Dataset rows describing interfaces
___

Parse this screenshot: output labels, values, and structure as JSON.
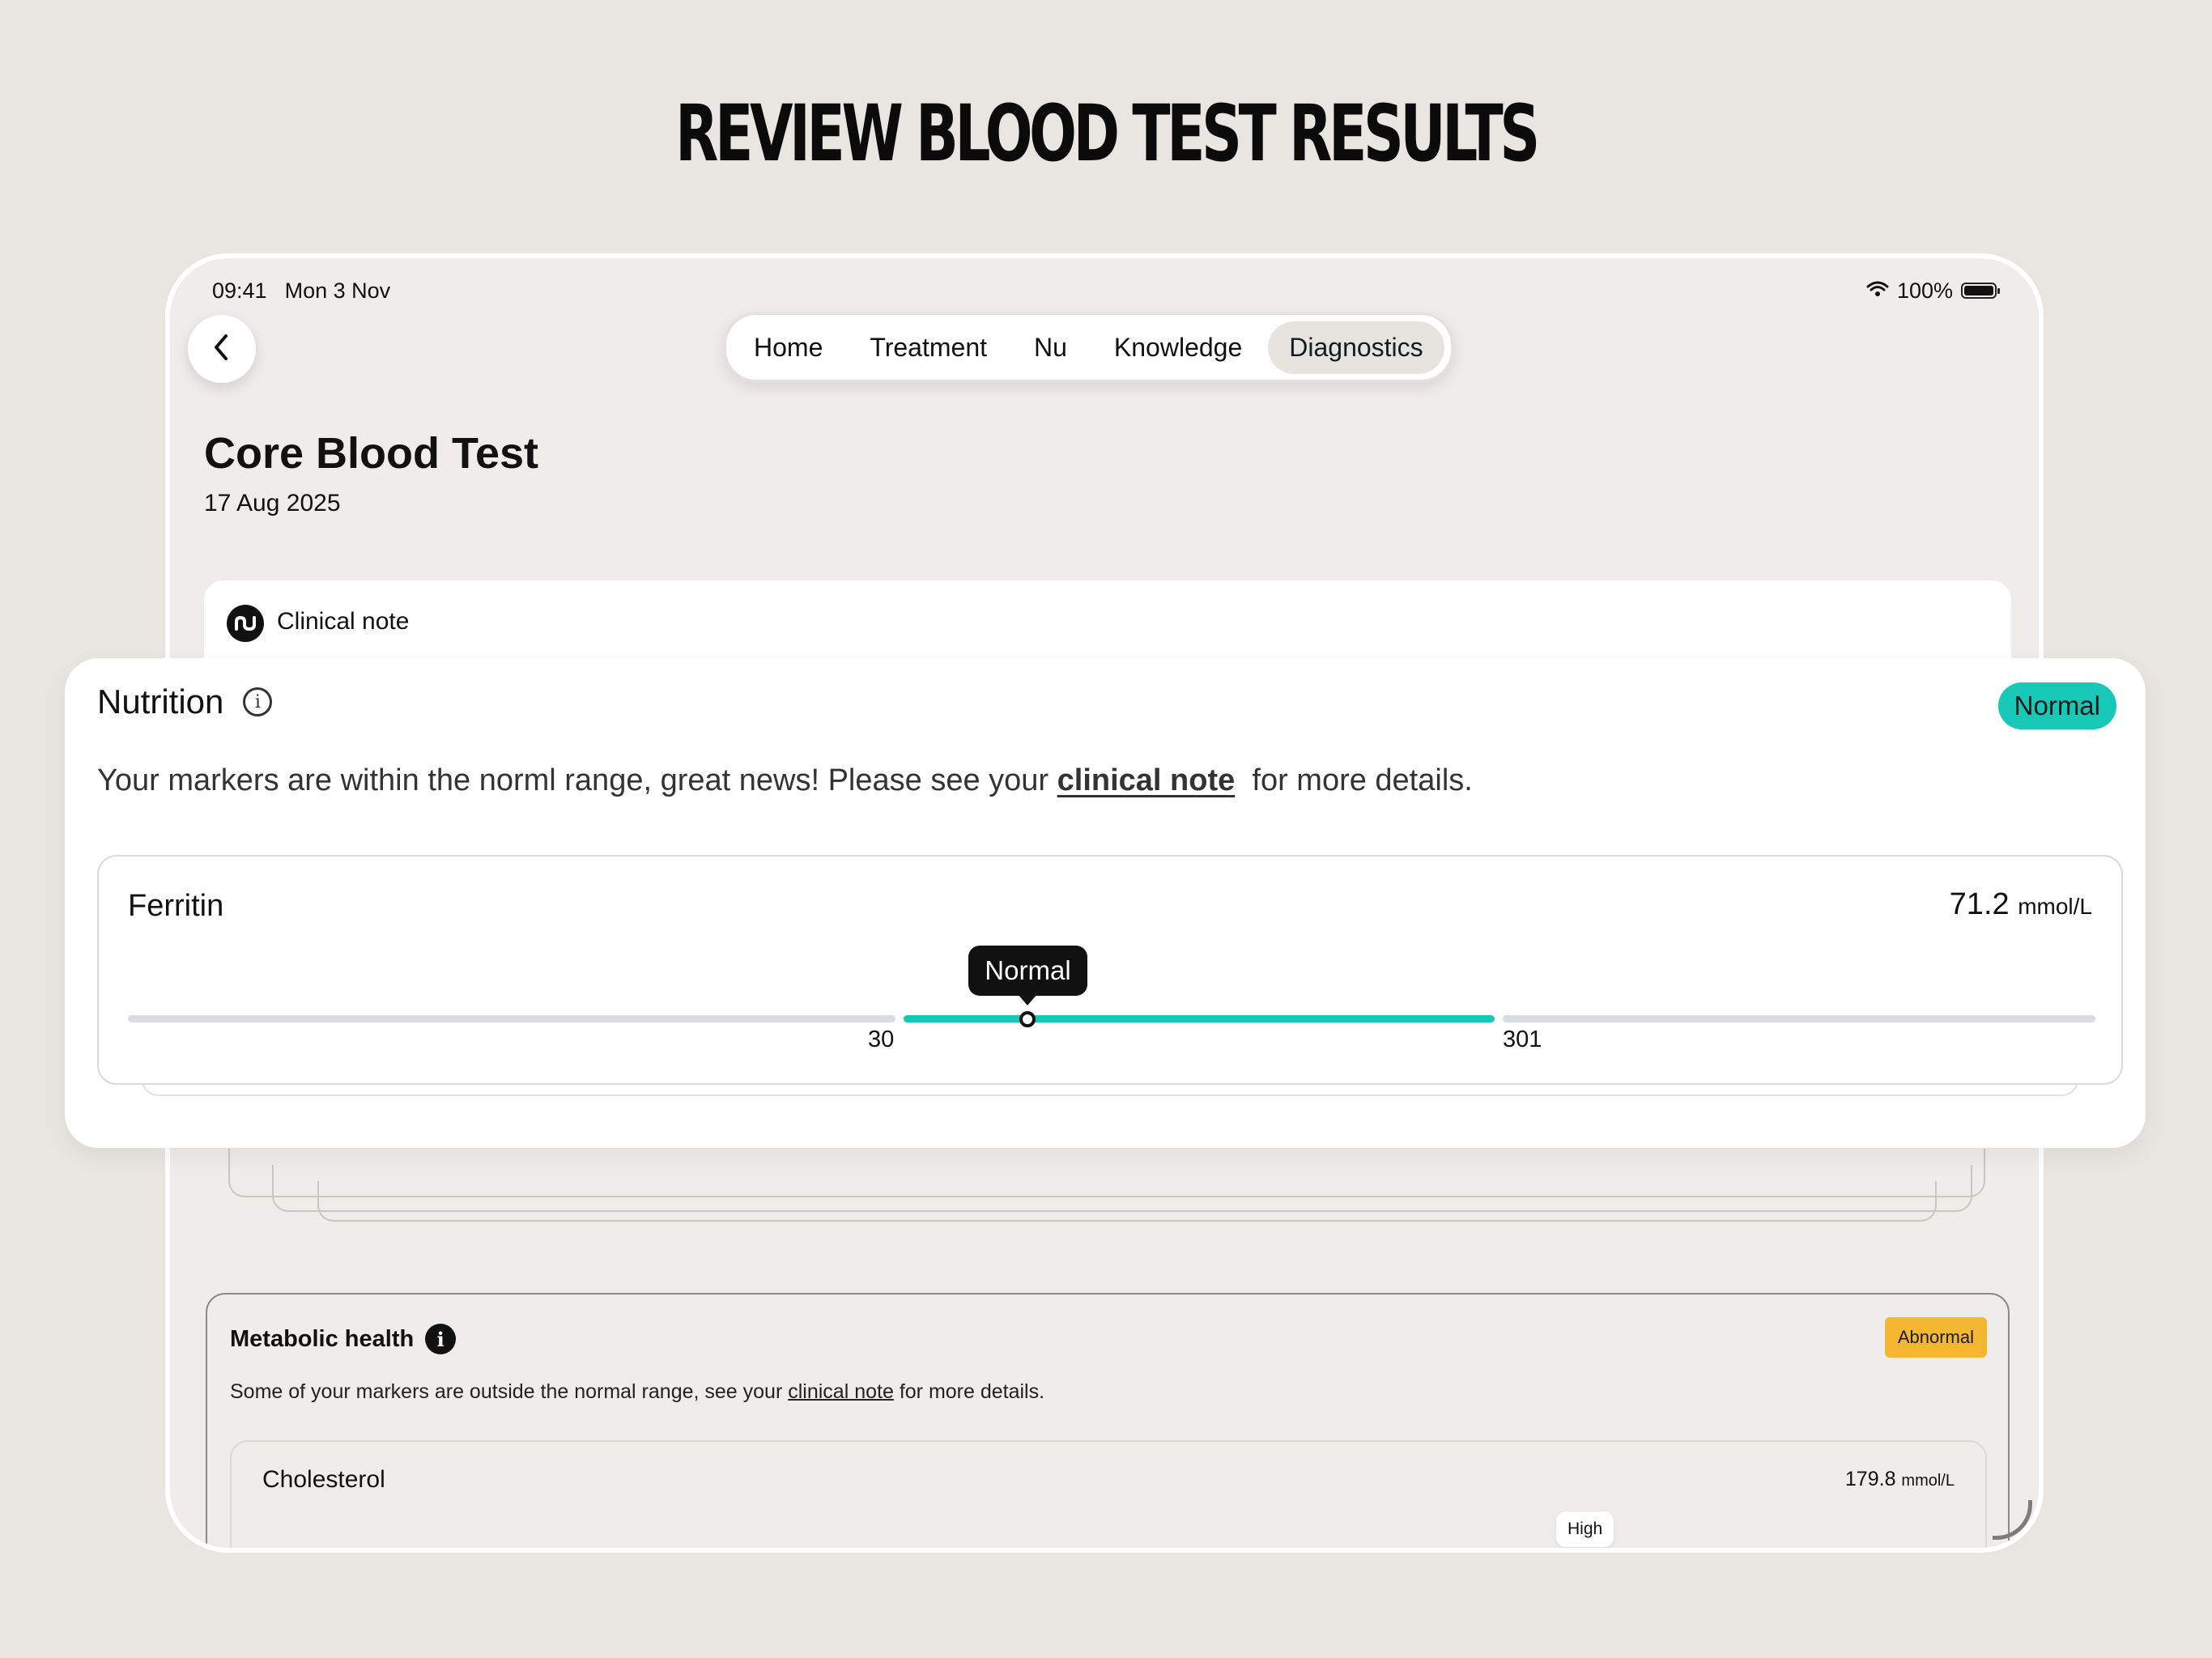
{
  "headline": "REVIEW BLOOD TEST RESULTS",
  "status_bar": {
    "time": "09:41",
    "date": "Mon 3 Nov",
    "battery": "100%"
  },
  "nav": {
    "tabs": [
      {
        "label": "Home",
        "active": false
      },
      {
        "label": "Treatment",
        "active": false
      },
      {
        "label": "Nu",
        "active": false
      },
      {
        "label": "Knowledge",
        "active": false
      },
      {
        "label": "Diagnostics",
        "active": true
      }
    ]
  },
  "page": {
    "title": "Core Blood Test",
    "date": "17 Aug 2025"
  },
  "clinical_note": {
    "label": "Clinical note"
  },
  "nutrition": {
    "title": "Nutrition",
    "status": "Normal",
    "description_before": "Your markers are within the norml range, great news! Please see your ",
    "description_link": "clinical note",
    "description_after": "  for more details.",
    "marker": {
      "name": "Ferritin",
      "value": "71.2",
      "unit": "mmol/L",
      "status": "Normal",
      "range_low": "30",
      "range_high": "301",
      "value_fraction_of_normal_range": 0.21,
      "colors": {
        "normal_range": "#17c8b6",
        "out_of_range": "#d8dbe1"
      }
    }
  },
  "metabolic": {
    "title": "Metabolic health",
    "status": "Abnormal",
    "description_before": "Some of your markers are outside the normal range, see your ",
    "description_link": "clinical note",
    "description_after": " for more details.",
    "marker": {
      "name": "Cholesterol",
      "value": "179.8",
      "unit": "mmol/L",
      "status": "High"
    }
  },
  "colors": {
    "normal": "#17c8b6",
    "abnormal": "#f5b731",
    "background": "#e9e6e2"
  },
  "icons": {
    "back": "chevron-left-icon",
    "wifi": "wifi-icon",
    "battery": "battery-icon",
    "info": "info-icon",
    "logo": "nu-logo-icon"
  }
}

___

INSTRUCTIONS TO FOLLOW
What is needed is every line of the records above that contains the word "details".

ANSWER TO THE EXERCISE
    "description_after": "  for more details.",
    "description_after": " for more details.",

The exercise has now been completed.